  1. About $157m of timber (at the current estimate of $45 per tonne – I have seen estimates ranging from $38 to $63 in my research, so it seems conservative enough) which will grow at approximately 5% per annum – adding about $8m or so annually to the value of the assets ceteris paribus. I remind you of ‘Other things equal’ because this is the conservative assumption. In fact as the current crop of hardwood is a first planting, when they are harvested, they will produce an Epicormic shoot, which will in fact grow to maturity in about 70-80% of the time that the original planting took to mature. This is due to the mature root system causing the growth of the epicormic shoot to be much more rapid than the original planting. In effect, at a growth rate of say 80% of the original planting and a stumpage value of $45 per green tonne, I estimate the MAI (Mean Annual Increment) will have a value exceeding $15m per annum.
  2. The circa $30m that will be spent constructing the wharf (The wharf is unlikely to be more than 50% occupied shipping the circa $30m per annum of timber off the island. Ergo once the fullest and best use is found for the remainder of that shipping capacity, it should be worth a good deal more than $30m, given the current hunger for infrastructure assets)
  3. The land itself is worth something in the order of $55m (look at slides 25-27 of this presentation to get a concept of what the plantation size is)
  4. The income stream once the wharf is complete will be between $25m and $35m for the 10 years post wharf commissioning (again, ceteris paribus – as I pointed out in the 6th paragraph, matters such as currency can cause large swings in the stumpage valuations). But as we said in paragraph 7, we view higher stumpage as likelier than lower stumpage, assuming constant currency.

So there is about $240-odd millions of asset value underpinning what is unlikely to be more than $97m of equity (at current per-share prices) or less, and a maximum of about $150m if we use an enterprise value basis.

Best of all, the value of the land should have a meaningful tailwind once the full economic value of the highest and best use for all of Kangaroo Island can be found under the newly expanded infrastructure situation. By that I mean that the single port has been a meaningful pinch-point in terms of the economic advancement of the Island, which will now be released.

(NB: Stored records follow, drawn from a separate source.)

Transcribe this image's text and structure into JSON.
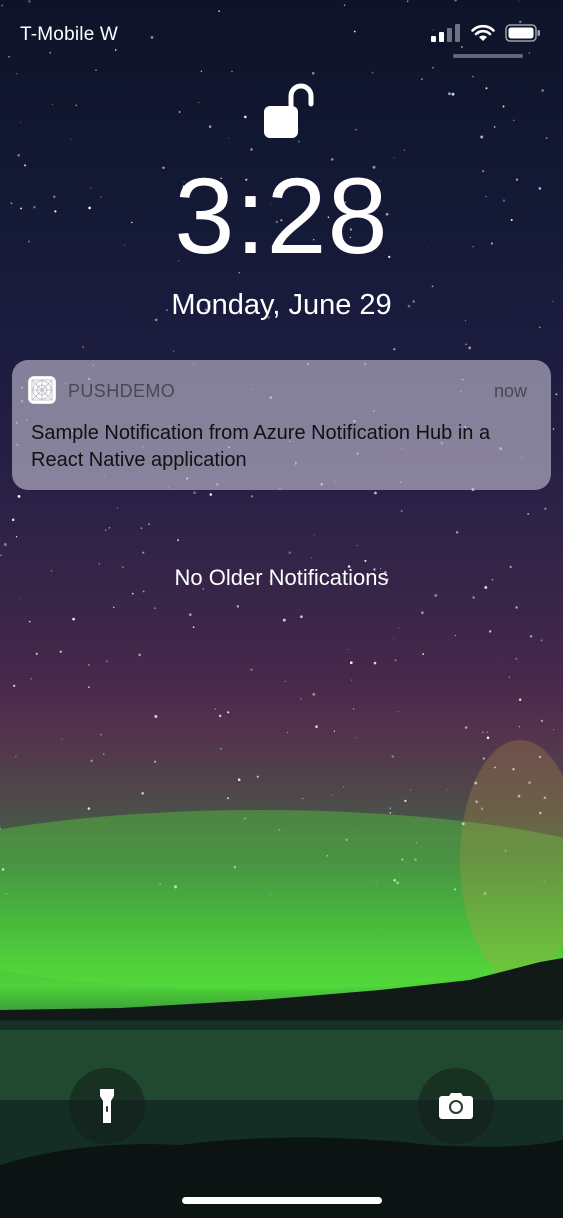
{
  "status_bar": {
    "carrier": "T-Mobile W",
    "signal_icon": "cellular-signal-icon",
    "wifi_icon": "wifi-icon",
    "battery_icon": "battery-icon"
  },
  "lock_screen": {
    "lock_icon": "unlocked-padlock-icon",
    "time": "3:28",
    "date": "Monday, June 29"
  },
  "notification": {
    "app_icon": "app-icon",
    "app_name": "PUSHDEMO",
    "time": "now",
    "body": "Sample Notification from Azure Notification Hub in a React Native application"
  },
  "no_older_text": "No Older Notifications",
  "bottom_controls": {
    "flashlight_icon": "flashlight-icon",
    "camera_icon": "camera-icon"
  },
  "colors": {
    "notification_bg": "#c3bed2",
    "text": "#ffffff"
  }
}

I would imagine it will take a few years for the new wharf facility to be optimised, but it seems entirely possible that the per capita GDP growth on Kangaroo Island will meaningfully exceed most other regions of Australia over the coming decade. I rarely make predictions, but come back to me in 2026 and remind me if I’m wrong (from this link, “Median total income (excl. Government pensions and allowance)” on KI was almost exactly two-thirds of the Australia wide average in 2013. I’d hazard it will be at least 75% of the national average come 2026, if not higher.

Finally, all of the above ignores the enormous potential carbon sequestration value of timberland, which is presently not valued in any of the workings above, but has definite prospective value given the constant drift towards a carbon reduced world.

Obviously, the foregoing comments are our opinion and should you be inclined to buy KPT for your personal account, please seek & take financial advice and check the workings I have made. If I have made any errors in my assumptions, please feel free to contact me – Tony Hansen 30/11/2016

P.S. I am currently intending to be in Brisbane to meet with some investors and potential investors for the first few days of the week commencing 12 December, if you’re in South East Queensland and interested in catching up, let me know.


Apr 1st 2011

Jun 30th 2016

Current Price

Since July 1st 2016

Since Inception


EGP Fund No. 1














*1 after a 31 May 2013 dividend of 2.333 cents per share (cps) plus 1.000 cps Franking Credit, a 31 May 2014 Dividend of 7.000 cps plus 3.000 cps Franking Credit and a 31 May 2015 Dividend of 8.6667 cps plus 3.7143 cps Franking Credit and a 31 May 2016 Dividend of 6.0000 cps plus a 2.5714 cps Franking Credit

*2 calculated based on dividends reinvested